Sugar is everywhere. In foods that you wouldn’t expect it to be in. After reading this excellent article in the Toronto Star online, I thought that both you and writer Lori Nickel needed some help in just how to ditch the sugar from your diet.
A self proclaimed addict, Lori chose to go cold turkey. Some personalities can do this but I don’t recommend jumping in right this minute. Plan for this change, both mentally and practically. You can choose to go cold turkey, but it’s more painful. And you’ll likely fall off the sugar-free wagon before you really get to feel and see the success and benefits.
Here are five ways to successfully ditch the sugar from your diet:
- Write down what you normally eat that contains sugar so you know what you need to ditch and find replacements for. Notice when you crave sugar the most, likely mid afternoon and maybe in the evening. You could be different. Take a day or two to do this.
- Get all the treats; pastries, brownies, cookies, chocolate, candy, crackers (yes read that label), cereal and sauces out of the house. Ditch it from your desk, car, purse, gym bag or any other stash you have. Unless you have willpower of steel getting rid of it will mean you have no go-to at a weak moment.
- Buy alternatives. Whatever your favourite or go-to is for that mid-afternoon crash, find something else to eat when you know you’ll need it. If donuts are your thing during your coffee break at work (and only real coffee, no syrup squirts or flavoured coffee anymore) take in something as an alternative. I’d suggest fruit and nuts. Not encased in chocolate, but the real thing. Apple, banana, pear, grapes, berries or whatever else tickles your fancy. Nuts; almond, walnut, pecan, cashew, brazil, or any seeds that you like. If soft drinks are your thing, then take a bottle of water with you and jazz it up with some berries, mint, cucumber, lemon or lime. Try kombucha tea as an alternative to pop. Still fizzy and sweet but all the sugar is used up to make this drink so there’s no real sugar left. It’s on the good-to-drink list.
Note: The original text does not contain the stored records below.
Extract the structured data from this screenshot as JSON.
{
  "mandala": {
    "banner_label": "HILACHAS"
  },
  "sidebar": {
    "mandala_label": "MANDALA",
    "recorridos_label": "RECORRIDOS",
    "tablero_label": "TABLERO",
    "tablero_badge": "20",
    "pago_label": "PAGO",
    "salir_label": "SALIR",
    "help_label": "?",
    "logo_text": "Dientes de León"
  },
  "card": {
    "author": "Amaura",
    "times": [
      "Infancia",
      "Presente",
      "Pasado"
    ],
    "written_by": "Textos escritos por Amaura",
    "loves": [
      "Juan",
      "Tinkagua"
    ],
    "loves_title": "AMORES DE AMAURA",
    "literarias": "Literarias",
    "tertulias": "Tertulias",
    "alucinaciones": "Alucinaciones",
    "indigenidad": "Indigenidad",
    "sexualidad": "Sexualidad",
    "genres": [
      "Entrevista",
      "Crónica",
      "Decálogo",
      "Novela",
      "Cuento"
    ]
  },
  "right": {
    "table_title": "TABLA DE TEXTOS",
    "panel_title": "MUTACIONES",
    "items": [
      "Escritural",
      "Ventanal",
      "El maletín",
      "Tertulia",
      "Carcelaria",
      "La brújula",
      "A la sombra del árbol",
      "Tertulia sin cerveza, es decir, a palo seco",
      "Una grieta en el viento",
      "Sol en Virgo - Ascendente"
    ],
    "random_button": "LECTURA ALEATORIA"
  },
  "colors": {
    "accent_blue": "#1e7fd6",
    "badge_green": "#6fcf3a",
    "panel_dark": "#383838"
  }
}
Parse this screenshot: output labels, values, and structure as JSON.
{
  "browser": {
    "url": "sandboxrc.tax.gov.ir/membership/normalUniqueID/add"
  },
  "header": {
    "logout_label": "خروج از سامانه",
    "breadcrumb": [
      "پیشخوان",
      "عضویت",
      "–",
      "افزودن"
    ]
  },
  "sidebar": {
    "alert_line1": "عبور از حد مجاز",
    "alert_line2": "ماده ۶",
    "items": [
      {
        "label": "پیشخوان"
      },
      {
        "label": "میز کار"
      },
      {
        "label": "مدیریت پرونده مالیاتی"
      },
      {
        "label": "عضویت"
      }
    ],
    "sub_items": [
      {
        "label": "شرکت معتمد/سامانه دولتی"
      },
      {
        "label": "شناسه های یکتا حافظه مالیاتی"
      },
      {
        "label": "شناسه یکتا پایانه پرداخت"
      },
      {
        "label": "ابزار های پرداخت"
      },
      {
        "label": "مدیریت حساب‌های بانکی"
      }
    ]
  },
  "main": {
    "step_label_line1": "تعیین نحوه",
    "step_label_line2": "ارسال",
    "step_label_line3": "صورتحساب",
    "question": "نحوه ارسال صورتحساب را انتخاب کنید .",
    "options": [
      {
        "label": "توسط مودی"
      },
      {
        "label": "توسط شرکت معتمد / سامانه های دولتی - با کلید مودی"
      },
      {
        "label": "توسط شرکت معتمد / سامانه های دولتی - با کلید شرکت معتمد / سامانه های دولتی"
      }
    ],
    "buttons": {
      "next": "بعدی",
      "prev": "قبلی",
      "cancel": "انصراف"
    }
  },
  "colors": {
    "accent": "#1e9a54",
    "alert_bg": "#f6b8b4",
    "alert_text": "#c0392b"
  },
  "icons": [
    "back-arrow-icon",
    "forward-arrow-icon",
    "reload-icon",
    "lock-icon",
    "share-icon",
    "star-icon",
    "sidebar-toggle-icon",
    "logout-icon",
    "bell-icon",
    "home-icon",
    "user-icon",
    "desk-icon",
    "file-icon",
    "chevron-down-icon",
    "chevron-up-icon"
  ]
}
- Start your day off with more protein. Eat eggs (french toast, boiled, fried, omelette, hard boiled), cottage cheese (pressed or lumpy mixed with fruit), chia pudding, smoothie with protein powder, cheese, nuts, seeds or leftover meat from last night. This sets your flow for the day. You should experience less highs and lows with energy and mood and amazingly less cravings after dinner. I know, odd, but it’s all about balance.
- Eat regular snacks 2 1/2 to 3 hours after a meal. Do NOT wait until you’re hungry or crashing, because that’s when the sugar cravings will hit. Eating regularly helps to keep your energy and blood sugar balanced so you won’t be using all your will power not to hit up the corner store during your break or on the way home. Generally throughout the day, eat within one hour of waking, then a snack up to 3 hours later, lunch, snack within three hours, maybe another snack depending on when dinner is and finish up eating by 8pm if possible.
You will become an expert label reader throughout this. When you look at the label any carbohydrate will be mentioned. That may not be sugar. Read the ingredient list too. There are over 56 ways to say sugar so be on the look out for glucose, fructose, sucrose, dextrose, cane syrup, cane juice, corn syrup–any syrup or sugar basically.
Why bother to put yourself through this? Because every cell and organ in your body will be better for it. Sugar has been linked to countless health issues including obesity, diabetes, cancer, heart disease… the list goes on. If you need some convincing of just how much sugar you’re consuming in your smoothies, granola bars, or drinks, watch the video I put on Sprout Right’s Facebook page and see if you can guess right.
Give it a try and let us know how you fare, feel, and what the results are.